Being patronised by a Frenchman? Roll out this phrase.

French phrase of the Day: Ne me prends pas pour un lapin de six semaines

Why do I need to know ne me prends pas pour un lapin de six semaines?

Because someone might be trying to take you for a fool.

What does it mean?

Ne me prends pas pour un lapin de six semaines – pronounced ne me pren pah pour un lapan de see sem-enn – translates as ‘don’t take me for a six-week-old rabbit’, and is a go-to phrase to warn people not to mistake you for a fool, someone who doesn’t understand what’s going on.

The podcast Hit West from French regional newspaper Ouest-France suggests that the ‘six weeks’ comes from the age a rabbit is weaned at, and must therefore be ready to survive on its own.

And why a rabbit at all? Well no-one really seems very sure.
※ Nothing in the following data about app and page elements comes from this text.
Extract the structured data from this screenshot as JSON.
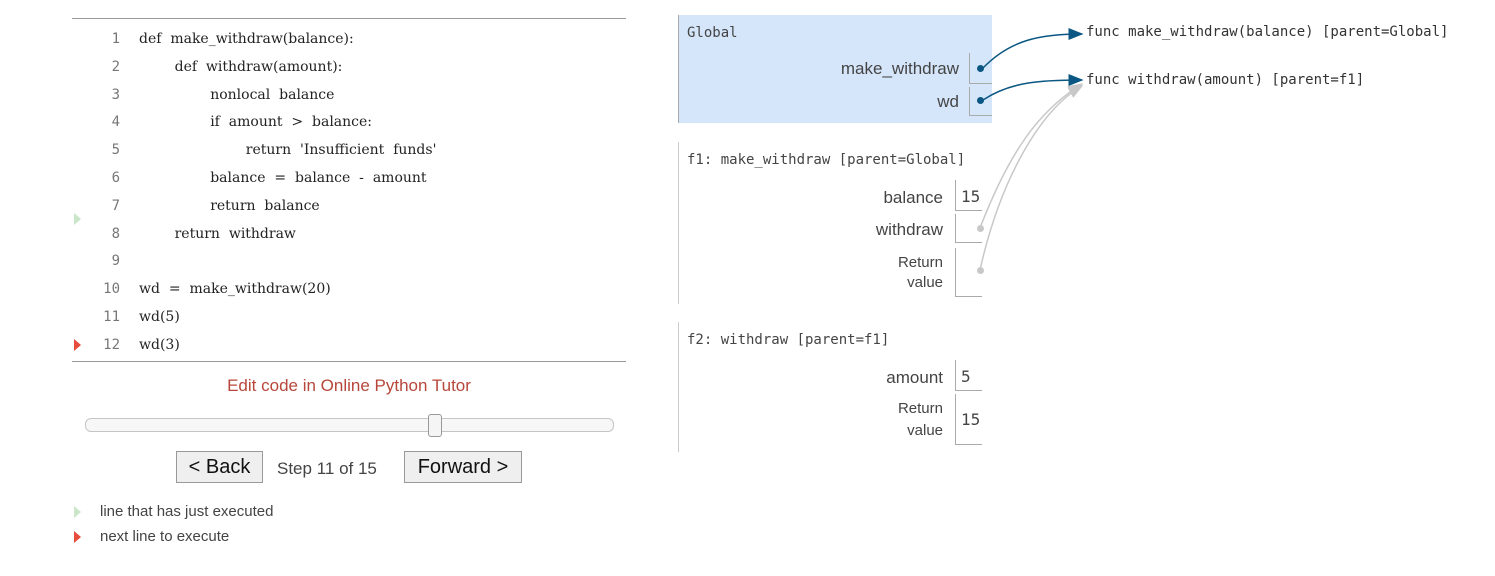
{
  "code": {
    "lines": [
      {
        "n": "1",
        "text": "def  make_withdraw(balance):"
      },
      {
        "n": "2",
        "text": "        def  withdraw(amount):"
      },
      {
        "n": "3",
        "text": "                nonlocal  balance"
      },
      {
        "n": "4",
        "text": "                if  amount  >  balance:"
      },
      {
        "n": "5",
        "text": "                        return  'Insufficient  funds'"
      },
      {
        "n": "6",
        "text": "                balance  =  balance  -  amount"
      },
      {
        "n": "7",
        "text": "                return  balance"
      },
      {
        "n": "8",
        "text": "        return  withdraw"
      },
      {
        "n": "9",
        "text": ""
      },
      {
        "n": "10",
        "text": "wd  =  make_withdraw(20)"
      },
      {
        "n": "11",
        "text": "wd(5)"
      },
      {
        "n": "12",
        "text": "wd(3)"
      }
    ]
  },
  "edit_link": "Edit code in Online Python Tutor",
  "slider_position": 0.66,
  "nav": {
    "back": "< Back",
    "step": "Step 11 of 15",
    "forward": "Forward >"
  },
  "legend": {
    "just_executed": "line that has just executed",
    "next_line": "next line to execute"
  },
  "colors": {
    "global_bg": "#d5e6fb",
    "pointer": "#0a5783",
    "pointer_light": "#c8c8c8",
    "next_arrow": "#e74c3c",
    "prev_arrow": "#c9e6c9",
    "link": "#b7473a"
  },
  "frames": {
    "global": {
      "title": "Global",
      "vars": [
        {
          "name": "make_withdraw",
          "value": ""
        },
        {
          "name": "wd",
          "value": ""
        }
      ]
    },
    "f1": {
      "title": "f1: make_withdraw [parent=Global]",
      "vars": [
        {
          "name": "balance",
          "value": "15"
        },
        {
          "name": "withdraw",
          "value": ""
        }
      ],
      "return_label_1": "Return",
      "return_label_2": "value",
      "return_value": ""
    },
    "f2": {
      "title": "f2: withdraw [parent=f1]",
      "vars": [
        {
          "name": "amount",
          "value": "5"
        }
      ],
      "return_label_1": "Return",
      "return_label_2": "value",
      "return_value": "15"
    }
  },
  "objects": {
    "func1": "func make_withdraw(balance) [parent=Global]",
    "func2": "func withdraw(amount) [parent=f1]"
  }
}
Rabbits don’t get a good rap in the French language though, to stand someone up is poser un lapin in French.

English-language metaphor equivalents may be, “I didn’t come down in the last shower”, “I wasn’t born yesterday”, or, as Line of Duty’s DCI Hastings might say, “I didn’t float up the Lagan in a bubble”.

Use it like this

Honestly, keep it simple. If someone’s speaking to you in a patronising manner, simply say: Ne me prends pas pour un lapin de six semaines.

Ouest France suggests that this is the ‘more elegant’ way to request that people don’t take you for a fool. It’s not offensive, but it might be a little old-fashioned. 


You can use the more basic version of this phrase – Ne me prends pas pour une idiote (don’t take me for a fool) or the slightly more punchy Ne me prends pas pour un con (don’t take me for a moron).